Christ dwells in me – that’s not something I have achieved, it’s the promise of my baptism. That knowledge leads me on through the struggle. Knowing that I’m surrounded on every side by the support of a Christian community, like the one we’re in together at First Lutheran, encourages me too. And we have the gift of the promised Spirit among us to “help us in our weakness” and daily forgive our sins in the name of Jesus Christ. Yes, the struggle is real, but God is greater!

See you in church,
Pastor Katherine

The [Ongoing] Struggle of Faith

The [Ongoing] Struggle of Faith
Pugnat Fides
(Romans 7:7-25a)

This coming weekend, we will be tackling a classic text in our ongoing summer series on Romans, where St. Paul the diagnostician absolutely nails what we so often experience: “I do not understand my own actions.  For I do not do what I want, but I do the very thing I hate” (Romans 7:15).  And this experience is especially exacerbated for the Christian, because we think, “Hey, if I’m baptized … I’m free from sin … and I’ll be like this amazingly wonderful and perfect person.” Not! But why not? What’s going on here?!

In his recent work entitled, Lutheran Theology (which is basically a biblical-theological analysis of the book of Romans) … my cherished friend and theologian extraordinaire of now some four-score-and-more-years … Dr. Steve Paulson leads us into this discussion of: “What’s going on here?" with the following observation:

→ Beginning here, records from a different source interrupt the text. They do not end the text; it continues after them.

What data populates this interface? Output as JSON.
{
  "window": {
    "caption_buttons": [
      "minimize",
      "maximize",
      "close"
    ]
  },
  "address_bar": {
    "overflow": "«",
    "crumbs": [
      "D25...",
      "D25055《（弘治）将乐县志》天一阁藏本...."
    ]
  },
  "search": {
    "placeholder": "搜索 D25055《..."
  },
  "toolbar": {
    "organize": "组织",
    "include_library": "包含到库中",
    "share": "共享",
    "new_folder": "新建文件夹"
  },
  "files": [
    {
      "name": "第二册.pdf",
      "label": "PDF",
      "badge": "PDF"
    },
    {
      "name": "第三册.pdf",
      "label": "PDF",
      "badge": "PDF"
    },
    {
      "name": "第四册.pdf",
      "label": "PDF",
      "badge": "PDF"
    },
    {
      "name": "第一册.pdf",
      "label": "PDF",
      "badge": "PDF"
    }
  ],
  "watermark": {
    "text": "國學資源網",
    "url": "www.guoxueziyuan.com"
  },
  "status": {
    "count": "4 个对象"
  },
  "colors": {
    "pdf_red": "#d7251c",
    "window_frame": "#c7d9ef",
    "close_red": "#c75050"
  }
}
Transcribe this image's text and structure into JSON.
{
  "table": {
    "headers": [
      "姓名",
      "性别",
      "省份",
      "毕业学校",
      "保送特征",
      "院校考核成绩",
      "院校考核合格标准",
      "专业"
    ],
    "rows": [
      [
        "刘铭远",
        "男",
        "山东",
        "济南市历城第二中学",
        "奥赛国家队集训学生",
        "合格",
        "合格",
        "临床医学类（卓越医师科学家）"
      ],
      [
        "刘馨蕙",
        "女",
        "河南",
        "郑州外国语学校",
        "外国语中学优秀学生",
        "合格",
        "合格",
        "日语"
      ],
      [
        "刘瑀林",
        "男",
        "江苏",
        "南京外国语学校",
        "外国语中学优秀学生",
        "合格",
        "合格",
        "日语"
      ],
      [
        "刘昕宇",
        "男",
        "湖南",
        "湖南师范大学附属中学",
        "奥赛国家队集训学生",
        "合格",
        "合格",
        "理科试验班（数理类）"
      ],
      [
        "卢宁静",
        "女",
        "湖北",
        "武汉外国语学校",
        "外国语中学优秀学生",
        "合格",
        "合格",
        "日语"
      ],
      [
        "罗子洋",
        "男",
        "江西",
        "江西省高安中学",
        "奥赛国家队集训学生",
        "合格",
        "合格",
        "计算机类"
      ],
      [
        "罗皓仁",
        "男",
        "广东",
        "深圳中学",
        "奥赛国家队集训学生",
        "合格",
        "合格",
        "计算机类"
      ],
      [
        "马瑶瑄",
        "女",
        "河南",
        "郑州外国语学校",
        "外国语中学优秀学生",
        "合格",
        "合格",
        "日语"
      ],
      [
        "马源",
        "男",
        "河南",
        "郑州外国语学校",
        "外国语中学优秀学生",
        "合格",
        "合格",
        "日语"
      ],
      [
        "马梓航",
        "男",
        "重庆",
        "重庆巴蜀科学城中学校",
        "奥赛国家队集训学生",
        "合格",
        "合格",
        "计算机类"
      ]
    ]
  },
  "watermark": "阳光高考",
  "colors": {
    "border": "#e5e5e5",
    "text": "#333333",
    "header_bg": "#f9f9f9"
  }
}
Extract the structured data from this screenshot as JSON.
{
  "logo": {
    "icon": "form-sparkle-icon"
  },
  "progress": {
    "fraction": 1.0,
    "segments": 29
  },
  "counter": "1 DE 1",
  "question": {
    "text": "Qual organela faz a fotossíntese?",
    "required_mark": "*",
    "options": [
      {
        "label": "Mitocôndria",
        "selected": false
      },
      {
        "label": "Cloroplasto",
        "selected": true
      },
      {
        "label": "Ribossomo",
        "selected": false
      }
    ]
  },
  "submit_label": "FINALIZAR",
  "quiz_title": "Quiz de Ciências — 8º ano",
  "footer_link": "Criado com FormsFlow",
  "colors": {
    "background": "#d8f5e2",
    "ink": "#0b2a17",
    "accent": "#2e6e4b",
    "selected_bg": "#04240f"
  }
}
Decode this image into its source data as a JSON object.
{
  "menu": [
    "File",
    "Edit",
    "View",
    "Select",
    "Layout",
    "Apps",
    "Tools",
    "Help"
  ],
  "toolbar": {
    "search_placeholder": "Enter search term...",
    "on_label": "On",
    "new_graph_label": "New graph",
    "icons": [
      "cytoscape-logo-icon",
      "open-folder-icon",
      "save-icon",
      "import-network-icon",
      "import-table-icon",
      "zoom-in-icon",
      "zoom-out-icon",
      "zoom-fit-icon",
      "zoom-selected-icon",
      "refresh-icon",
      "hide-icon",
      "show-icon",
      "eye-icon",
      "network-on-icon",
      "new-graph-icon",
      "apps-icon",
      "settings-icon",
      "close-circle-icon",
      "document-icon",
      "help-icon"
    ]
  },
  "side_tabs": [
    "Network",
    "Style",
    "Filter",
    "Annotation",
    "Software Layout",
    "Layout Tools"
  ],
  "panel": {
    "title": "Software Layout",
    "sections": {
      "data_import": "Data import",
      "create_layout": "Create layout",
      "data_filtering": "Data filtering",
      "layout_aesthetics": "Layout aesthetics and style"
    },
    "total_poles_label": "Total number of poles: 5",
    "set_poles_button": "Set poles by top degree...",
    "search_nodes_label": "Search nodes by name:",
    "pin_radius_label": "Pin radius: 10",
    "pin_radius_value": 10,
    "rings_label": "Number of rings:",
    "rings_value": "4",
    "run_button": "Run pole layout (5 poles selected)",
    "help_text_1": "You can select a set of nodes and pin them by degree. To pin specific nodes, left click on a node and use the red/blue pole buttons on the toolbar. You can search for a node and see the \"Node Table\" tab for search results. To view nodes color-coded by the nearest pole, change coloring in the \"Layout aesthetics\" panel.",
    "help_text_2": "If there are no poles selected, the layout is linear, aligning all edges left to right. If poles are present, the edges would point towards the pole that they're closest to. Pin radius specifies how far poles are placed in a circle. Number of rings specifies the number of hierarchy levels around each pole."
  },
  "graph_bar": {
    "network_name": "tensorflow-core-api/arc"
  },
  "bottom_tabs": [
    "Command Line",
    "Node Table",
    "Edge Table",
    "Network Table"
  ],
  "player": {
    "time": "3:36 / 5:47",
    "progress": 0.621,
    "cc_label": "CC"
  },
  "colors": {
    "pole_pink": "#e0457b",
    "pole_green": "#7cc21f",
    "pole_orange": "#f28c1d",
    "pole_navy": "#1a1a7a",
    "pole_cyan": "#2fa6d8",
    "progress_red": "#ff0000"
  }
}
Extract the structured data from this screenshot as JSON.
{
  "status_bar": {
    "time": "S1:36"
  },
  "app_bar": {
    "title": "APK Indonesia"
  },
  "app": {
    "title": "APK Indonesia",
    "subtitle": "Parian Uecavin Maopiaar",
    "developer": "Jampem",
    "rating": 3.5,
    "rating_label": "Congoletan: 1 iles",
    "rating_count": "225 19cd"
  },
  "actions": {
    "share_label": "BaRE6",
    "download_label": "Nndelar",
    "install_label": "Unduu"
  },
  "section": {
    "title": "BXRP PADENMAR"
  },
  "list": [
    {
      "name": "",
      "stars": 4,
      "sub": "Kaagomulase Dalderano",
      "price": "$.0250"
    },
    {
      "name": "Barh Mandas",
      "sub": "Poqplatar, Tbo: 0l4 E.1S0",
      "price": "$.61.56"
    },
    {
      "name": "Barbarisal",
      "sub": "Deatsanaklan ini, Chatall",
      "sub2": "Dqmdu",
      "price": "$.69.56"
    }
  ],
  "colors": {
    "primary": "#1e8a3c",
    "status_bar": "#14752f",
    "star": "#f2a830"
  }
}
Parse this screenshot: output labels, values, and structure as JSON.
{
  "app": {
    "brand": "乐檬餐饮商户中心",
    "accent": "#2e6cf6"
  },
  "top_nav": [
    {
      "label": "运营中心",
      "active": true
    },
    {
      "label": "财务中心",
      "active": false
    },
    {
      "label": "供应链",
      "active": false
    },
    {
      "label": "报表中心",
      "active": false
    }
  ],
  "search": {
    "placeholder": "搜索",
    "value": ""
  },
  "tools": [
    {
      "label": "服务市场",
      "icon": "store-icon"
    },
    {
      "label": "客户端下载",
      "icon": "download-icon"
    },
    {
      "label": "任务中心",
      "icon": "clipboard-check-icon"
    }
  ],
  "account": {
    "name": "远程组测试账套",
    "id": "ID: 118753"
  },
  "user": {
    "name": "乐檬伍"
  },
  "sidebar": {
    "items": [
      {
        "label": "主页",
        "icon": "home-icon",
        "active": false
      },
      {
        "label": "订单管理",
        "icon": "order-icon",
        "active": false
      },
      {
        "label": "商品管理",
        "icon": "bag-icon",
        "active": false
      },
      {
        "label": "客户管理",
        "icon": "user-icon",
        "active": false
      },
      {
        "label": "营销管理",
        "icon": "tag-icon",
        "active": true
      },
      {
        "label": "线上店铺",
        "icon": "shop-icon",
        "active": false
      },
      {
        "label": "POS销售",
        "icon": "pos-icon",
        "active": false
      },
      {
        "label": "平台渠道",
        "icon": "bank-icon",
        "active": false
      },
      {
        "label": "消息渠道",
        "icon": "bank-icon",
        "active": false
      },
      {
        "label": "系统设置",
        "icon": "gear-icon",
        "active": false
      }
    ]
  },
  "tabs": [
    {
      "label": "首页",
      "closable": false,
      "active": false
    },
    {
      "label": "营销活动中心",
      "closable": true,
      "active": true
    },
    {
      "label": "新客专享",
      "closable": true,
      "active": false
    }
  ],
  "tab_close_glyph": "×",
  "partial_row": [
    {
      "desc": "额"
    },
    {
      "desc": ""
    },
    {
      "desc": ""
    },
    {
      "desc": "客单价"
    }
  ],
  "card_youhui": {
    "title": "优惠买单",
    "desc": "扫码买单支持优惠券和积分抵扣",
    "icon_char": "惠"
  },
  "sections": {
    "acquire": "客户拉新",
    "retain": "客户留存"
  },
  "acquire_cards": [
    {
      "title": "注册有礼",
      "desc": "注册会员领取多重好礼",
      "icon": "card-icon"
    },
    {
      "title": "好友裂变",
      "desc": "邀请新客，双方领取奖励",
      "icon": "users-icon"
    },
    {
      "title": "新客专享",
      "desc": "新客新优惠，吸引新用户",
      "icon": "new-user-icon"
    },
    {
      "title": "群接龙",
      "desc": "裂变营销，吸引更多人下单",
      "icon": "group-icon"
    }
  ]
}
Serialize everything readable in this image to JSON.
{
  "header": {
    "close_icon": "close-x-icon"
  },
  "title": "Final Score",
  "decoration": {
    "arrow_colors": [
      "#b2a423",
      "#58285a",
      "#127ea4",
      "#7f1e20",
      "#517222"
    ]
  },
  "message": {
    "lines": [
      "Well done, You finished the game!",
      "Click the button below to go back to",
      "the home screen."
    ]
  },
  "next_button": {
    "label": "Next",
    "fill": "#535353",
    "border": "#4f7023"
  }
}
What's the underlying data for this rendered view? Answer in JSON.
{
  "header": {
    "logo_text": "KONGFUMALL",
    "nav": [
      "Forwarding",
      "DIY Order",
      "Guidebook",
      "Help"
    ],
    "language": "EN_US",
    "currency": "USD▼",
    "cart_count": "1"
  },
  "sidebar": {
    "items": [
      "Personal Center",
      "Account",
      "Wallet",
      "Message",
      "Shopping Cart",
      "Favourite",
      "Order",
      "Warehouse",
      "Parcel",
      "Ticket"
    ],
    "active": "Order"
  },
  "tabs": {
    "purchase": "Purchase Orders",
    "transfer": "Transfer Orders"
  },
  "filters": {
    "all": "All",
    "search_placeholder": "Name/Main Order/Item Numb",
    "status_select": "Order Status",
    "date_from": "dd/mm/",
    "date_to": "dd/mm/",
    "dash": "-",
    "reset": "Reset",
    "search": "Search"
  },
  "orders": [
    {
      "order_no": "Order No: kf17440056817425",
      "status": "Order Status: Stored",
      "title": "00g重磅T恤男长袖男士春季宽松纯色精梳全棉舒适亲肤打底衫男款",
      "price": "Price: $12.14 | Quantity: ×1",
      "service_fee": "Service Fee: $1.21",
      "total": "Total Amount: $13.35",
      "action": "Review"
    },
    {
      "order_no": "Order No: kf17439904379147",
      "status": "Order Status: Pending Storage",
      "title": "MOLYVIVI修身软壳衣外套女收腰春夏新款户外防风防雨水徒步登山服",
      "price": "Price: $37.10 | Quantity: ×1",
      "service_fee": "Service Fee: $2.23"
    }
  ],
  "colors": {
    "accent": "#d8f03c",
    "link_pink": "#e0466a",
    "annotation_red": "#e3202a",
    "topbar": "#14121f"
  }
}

"Fresh up from the water and preached word of baptism, united with Christ in his death and by faith in his resurrection, one expects the full glory of God (the Hebrew tikkun when all creation is mended and Israel is rectified). But instead of glory, the baptized immediately endure a spiritual attack fiercer than before! Who could have anticipated the justification of sinners did not end life’s struggles, but started it? What other struggle is left in life once sin is over? The legal [self-help] schemes’ struggle is conceived as a ladder of perfection that sinners seek to climb, but faith’s struggle (pugnat fides) is to listen only to Christ’s promise against all contrary experience – and [as we all experience] nothing is more contrary than death. … If baptism worked, shouldn’t the law be silent and ‘I’ be without sin? No. The difficulty is that the law is right; sin remains after baptism – and we feel it. Does this not put the lie to Christ, or at least to church teaching on baptism? This is the [heart of the matter] of Chapter 7 [of Romans] (p.170-171, 174)."

 So, what is the concluding response to this our question, placed in the voice of St. Paul at the end of Chapter 7: “Wretched person that I am! Who will deliver me from this body of death?” (Romans 7:24). And … what is this "promise of Christ" – contrary to all experience, even death – that we should constantly be reminding one another, and listening to, as a Christian family? Come and give a listen this weekend at Saturday night Vespers and again come Sunday morning worship. We’ll also be drawing upon the sage, J.R.R. Tolkien and his famous Lord of the Rings: The Fellowship of the Ring story for some illustrative “fire-power.”

j.r. christopherson
Senior Pastor